• REQUIREMENT:
Copy each line below that has "kind".

=== RECORDS ===

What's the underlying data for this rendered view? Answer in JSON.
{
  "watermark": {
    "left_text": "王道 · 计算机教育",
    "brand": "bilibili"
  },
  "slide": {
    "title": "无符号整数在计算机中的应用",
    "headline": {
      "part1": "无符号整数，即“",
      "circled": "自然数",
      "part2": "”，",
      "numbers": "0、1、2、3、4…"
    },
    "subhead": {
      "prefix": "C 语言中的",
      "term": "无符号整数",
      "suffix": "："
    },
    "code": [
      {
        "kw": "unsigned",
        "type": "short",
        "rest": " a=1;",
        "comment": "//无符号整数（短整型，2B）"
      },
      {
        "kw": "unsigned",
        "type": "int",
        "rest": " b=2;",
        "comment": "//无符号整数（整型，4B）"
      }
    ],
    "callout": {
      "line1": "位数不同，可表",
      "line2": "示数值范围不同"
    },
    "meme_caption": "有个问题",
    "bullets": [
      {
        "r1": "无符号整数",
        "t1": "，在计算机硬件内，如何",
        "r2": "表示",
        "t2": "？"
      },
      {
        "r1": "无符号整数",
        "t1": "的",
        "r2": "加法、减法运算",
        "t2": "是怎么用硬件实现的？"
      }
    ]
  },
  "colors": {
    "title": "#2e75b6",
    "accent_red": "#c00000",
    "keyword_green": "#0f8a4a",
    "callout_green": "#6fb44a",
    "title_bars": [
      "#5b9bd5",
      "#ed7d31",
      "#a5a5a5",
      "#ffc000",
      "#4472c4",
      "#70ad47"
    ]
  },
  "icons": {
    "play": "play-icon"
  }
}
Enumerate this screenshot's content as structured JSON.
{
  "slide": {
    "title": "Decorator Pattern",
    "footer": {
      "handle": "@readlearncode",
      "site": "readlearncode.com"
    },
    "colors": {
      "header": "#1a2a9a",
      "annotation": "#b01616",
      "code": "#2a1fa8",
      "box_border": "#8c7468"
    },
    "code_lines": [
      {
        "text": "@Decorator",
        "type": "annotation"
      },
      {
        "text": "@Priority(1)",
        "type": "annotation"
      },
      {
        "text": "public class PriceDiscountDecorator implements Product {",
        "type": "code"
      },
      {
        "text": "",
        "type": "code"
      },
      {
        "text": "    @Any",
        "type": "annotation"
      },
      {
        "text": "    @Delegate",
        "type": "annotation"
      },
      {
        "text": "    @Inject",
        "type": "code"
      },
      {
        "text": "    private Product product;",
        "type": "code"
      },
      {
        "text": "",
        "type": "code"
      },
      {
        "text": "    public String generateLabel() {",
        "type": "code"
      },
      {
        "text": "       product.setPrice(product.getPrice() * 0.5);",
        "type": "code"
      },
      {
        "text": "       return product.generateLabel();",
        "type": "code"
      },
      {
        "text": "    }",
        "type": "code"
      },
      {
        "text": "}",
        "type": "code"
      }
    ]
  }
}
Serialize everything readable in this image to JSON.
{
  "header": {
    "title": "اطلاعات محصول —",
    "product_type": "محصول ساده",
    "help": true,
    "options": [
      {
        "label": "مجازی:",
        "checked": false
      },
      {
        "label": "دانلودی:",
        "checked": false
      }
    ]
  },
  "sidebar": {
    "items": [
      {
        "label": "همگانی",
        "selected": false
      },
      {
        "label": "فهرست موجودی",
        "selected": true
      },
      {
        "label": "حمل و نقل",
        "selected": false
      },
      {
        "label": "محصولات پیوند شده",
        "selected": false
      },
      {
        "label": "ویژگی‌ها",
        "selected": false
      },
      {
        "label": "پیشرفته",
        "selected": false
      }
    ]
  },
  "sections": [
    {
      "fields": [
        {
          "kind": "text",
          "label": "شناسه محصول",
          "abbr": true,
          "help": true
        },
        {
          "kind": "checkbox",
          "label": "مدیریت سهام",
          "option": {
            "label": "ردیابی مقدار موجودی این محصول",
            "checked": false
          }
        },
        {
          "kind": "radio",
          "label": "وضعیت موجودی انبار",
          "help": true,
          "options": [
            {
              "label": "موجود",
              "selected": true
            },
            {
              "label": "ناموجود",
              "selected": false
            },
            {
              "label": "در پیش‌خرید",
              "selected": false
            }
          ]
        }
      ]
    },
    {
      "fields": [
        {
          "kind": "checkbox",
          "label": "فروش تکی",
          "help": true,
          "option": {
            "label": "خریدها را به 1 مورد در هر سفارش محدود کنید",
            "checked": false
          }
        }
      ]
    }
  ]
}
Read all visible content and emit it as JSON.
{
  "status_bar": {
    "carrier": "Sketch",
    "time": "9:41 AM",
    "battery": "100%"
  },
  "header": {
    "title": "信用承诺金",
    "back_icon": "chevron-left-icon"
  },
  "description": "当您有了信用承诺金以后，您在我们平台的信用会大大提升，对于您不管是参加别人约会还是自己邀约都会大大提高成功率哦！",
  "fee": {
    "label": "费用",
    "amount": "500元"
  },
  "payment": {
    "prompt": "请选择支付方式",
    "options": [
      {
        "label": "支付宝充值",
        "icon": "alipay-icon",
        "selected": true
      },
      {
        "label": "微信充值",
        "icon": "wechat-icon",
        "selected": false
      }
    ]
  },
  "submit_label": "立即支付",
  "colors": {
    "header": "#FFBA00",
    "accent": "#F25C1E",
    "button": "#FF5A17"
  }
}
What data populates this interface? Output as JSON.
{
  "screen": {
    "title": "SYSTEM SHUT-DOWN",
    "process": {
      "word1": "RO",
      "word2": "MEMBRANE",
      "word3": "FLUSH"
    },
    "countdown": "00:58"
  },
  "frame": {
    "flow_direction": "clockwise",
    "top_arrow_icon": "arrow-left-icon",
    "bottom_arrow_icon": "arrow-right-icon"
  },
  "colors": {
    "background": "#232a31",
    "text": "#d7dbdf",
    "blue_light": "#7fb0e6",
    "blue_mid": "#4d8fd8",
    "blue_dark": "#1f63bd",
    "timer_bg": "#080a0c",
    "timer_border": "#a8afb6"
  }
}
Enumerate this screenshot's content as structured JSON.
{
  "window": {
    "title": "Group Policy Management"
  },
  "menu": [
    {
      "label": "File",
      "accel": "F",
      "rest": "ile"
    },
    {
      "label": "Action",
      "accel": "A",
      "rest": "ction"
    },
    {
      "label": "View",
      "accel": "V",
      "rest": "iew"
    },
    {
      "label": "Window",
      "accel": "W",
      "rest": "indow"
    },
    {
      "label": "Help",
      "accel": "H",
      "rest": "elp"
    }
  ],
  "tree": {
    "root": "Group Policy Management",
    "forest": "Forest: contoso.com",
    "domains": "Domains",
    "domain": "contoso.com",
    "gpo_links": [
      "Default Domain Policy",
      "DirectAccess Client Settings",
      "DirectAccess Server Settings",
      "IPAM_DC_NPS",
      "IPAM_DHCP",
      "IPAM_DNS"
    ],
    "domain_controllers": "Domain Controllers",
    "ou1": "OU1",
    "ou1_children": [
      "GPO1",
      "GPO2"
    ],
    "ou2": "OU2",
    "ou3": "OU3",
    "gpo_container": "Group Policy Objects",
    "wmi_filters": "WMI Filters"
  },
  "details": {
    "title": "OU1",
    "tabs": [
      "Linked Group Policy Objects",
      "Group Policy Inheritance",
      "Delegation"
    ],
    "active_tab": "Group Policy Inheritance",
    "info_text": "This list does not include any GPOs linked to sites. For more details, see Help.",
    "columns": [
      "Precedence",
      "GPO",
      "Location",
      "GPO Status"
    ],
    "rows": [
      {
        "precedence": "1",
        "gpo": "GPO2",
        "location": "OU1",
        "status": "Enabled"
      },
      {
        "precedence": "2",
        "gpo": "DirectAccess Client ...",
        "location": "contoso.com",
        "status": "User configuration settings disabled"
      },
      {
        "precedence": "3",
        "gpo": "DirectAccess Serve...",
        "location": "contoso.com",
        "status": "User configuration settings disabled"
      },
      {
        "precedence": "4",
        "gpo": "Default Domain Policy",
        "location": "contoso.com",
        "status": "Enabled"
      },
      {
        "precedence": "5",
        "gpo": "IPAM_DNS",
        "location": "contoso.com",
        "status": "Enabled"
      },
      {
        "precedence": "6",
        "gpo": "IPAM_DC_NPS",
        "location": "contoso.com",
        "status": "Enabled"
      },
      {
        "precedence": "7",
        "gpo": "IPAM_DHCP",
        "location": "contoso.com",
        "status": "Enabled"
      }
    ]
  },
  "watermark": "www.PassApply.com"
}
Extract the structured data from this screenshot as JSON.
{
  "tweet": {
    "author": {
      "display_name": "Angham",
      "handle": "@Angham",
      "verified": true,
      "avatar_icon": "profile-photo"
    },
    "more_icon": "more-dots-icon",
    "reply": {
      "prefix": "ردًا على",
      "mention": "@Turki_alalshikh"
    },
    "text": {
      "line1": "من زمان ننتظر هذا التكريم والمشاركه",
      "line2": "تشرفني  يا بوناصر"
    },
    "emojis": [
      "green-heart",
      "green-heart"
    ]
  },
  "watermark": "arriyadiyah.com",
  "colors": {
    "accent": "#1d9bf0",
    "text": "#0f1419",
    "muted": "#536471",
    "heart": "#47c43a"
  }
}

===

• FINISHED EXERCISE:
          "kind": "text",
          "kind": "checkbox",
          "kind": "radio",
          "kind": "checkbox",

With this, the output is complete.